RECORD EXCERPTS:

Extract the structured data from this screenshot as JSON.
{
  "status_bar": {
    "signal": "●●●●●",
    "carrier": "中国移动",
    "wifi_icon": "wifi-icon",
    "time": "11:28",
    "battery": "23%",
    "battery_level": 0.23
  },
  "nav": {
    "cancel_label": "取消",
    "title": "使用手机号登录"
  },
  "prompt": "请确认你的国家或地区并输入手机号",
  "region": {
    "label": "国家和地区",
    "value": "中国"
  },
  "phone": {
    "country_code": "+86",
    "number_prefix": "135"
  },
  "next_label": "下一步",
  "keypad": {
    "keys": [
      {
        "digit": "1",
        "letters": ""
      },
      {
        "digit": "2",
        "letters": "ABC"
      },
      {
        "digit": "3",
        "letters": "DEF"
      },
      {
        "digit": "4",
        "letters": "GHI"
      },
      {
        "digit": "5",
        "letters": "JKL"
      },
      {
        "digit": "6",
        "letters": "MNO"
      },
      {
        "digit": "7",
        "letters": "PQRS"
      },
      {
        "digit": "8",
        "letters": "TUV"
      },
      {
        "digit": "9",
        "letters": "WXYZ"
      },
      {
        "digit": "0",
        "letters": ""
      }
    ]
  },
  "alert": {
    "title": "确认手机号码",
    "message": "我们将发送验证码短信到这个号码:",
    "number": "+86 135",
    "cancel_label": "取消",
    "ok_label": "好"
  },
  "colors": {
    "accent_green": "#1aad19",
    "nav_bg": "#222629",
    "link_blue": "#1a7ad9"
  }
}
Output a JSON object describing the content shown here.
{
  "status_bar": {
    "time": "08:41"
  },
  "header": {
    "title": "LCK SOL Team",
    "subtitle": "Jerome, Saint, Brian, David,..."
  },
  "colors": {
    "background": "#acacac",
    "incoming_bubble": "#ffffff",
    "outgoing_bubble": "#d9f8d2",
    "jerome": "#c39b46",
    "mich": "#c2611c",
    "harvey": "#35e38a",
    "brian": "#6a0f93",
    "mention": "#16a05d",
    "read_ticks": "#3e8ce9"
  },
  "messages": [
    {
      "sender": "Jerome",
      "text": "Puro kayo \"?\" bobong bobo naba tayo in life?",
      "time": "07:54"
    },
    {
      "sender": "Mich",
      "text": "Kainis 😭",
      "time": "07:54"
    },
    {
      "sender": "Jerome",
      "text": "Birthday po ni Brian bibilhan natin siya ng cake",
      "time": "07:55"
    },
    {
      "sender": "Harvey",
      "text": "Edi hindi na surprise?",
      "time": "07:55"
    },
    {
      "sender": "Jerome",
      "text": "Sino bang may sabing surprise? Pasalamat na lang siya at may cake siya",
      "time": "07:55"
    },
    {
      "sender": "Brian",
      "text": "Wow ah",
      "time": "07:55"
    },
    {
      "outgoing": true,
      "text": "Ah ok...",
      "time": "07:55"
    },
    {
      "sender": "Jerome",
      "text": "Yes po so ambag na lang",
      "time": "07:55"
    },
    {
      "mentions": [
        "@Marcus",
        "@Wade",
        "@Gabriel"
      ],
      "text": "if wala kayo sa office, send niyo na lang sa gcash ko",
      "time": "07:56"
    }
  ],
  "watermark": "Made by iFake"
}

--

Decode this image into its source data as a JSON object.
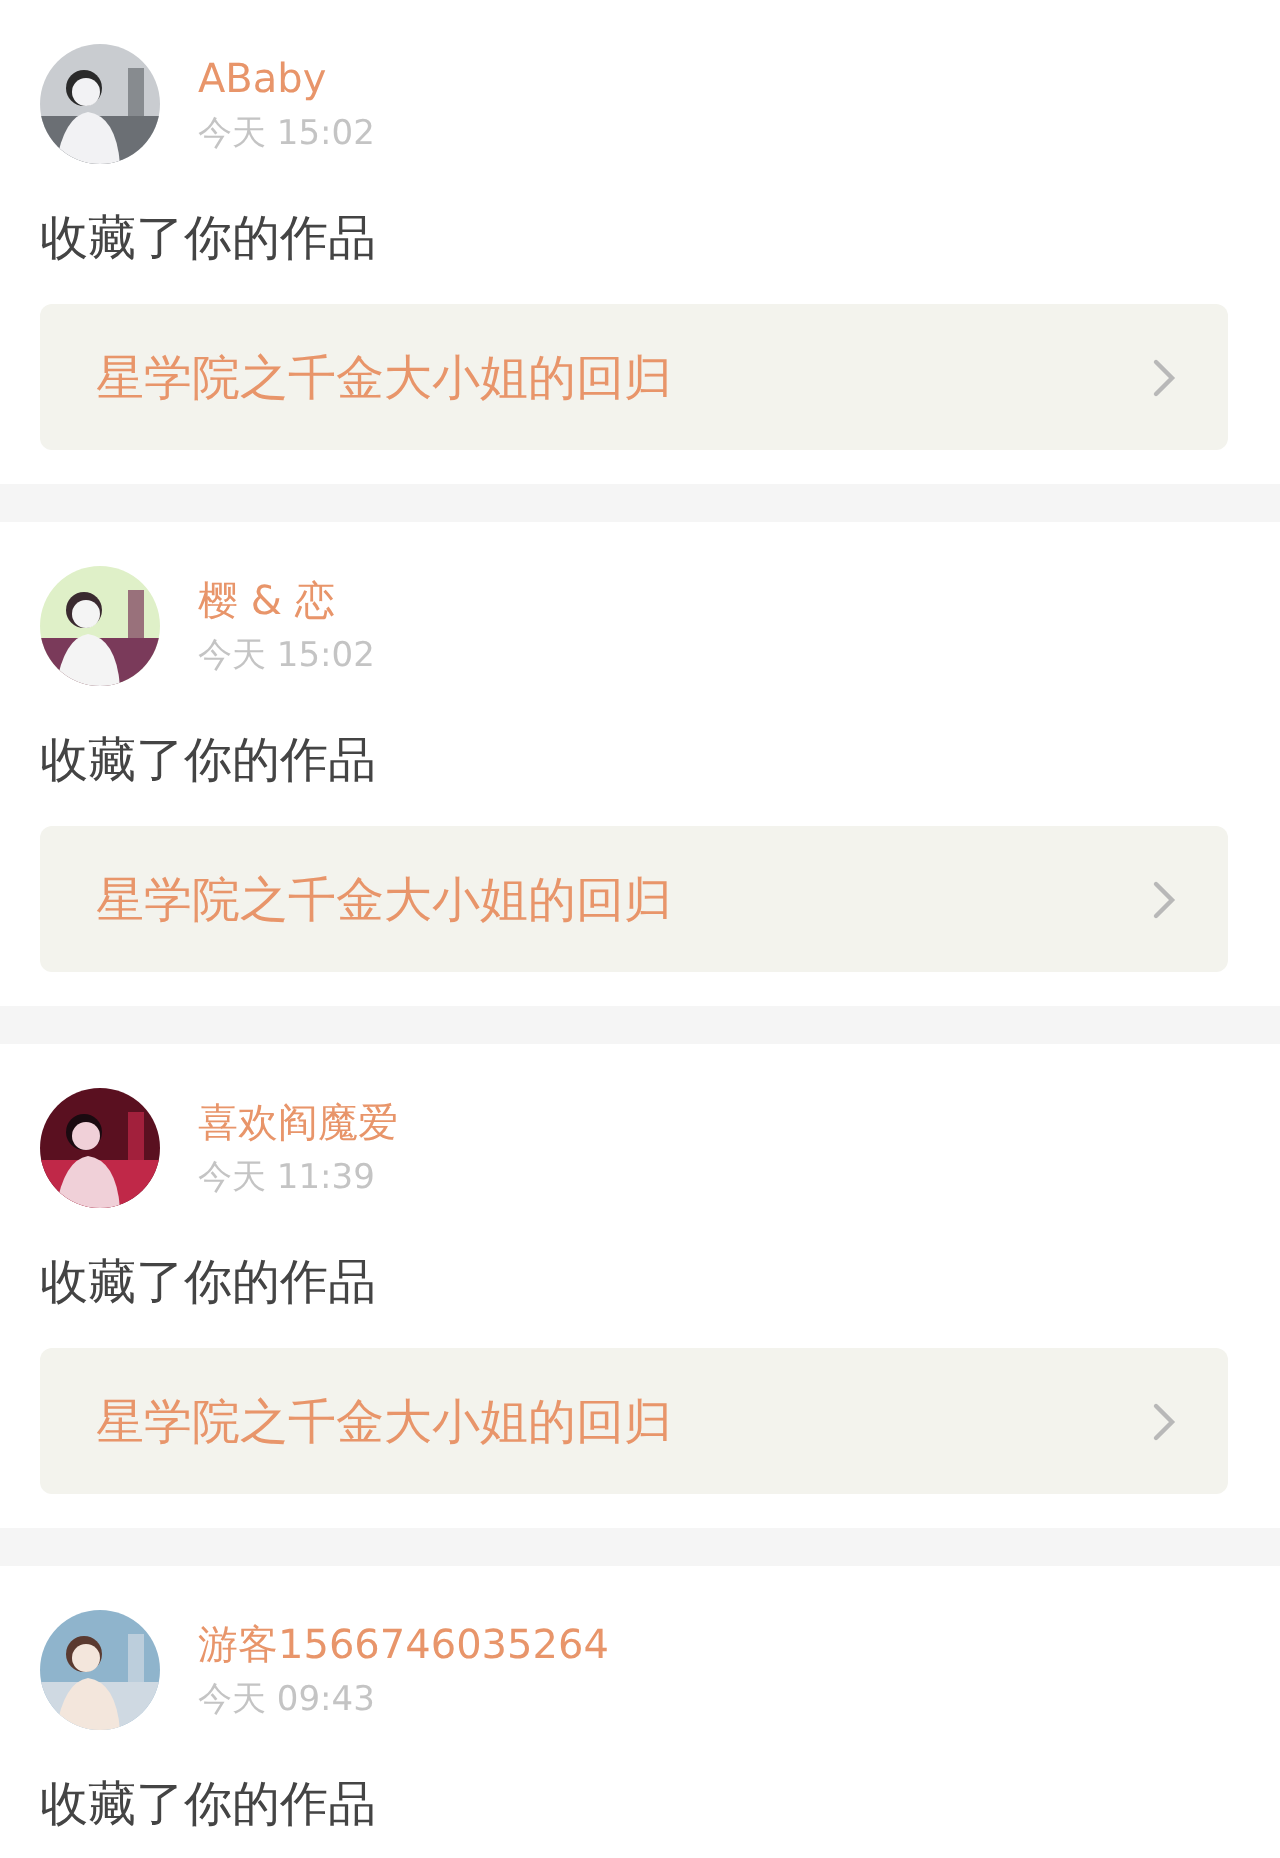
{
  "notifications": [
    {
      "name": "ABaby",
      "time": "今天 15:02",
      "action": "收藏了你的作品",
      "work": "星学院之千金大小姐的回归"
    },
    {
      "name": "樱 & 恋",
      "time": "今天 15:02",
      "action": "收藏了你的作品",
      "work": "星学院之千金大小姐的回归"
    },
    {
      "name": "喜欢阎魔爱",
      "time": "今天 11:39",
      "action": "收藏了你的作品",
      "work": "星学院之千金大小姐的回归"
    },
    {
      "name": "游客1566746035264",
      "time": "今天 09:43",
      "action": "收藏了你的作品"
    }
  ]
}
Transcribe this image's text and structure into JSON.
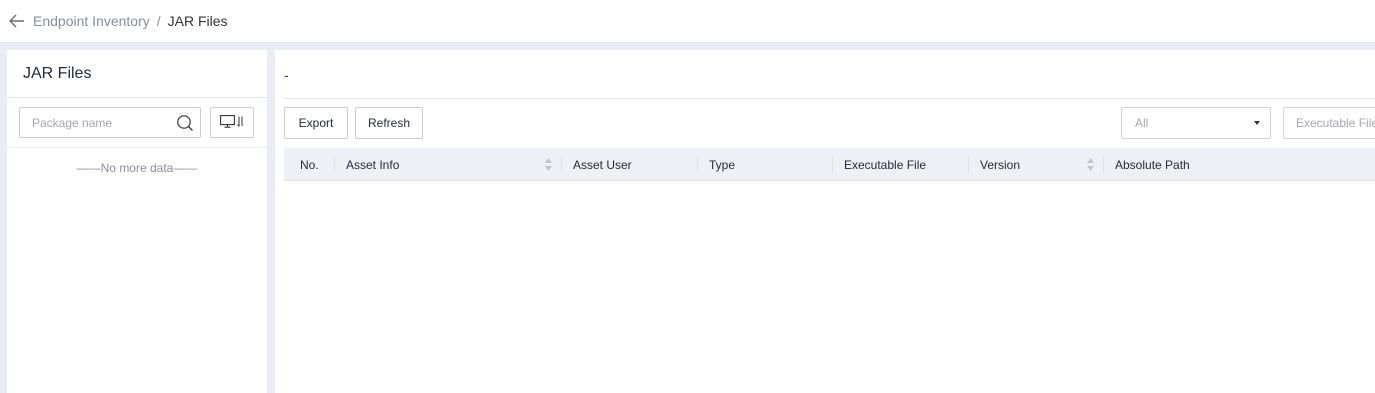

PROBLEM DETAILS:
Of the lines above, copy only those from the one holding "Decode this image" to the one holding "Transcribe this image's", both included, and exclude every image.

ANSWER BOX:
Decode this image into its source data as a JSON object.
{
  "notifications": [
    {
      "name": "ABaby",
      "time": "今天 15:02",
      "action": "收藏了你的作品",
      "work": "星学院之千金大小姐的回归"
    },
    {
      "name": "樱 & 恋",
      "time": "今天 15:02",
      "action": "收藏了你的作品",
      "work": "星学院之千金大小姐的回归"
    },
    {
      "name": "喜欢阎魔爱",
      "time": "今天 11:39",
      "action": "收藏了你的作品",
      "work": "星学院之千金大小姐的回归"
    },
    {
      "name": "游客1566746035264",
      "time": "今天 09:43",
      "action": "收藏了你的作品"
    }
  ]
}
Transcribe this image's text and structure into JSON.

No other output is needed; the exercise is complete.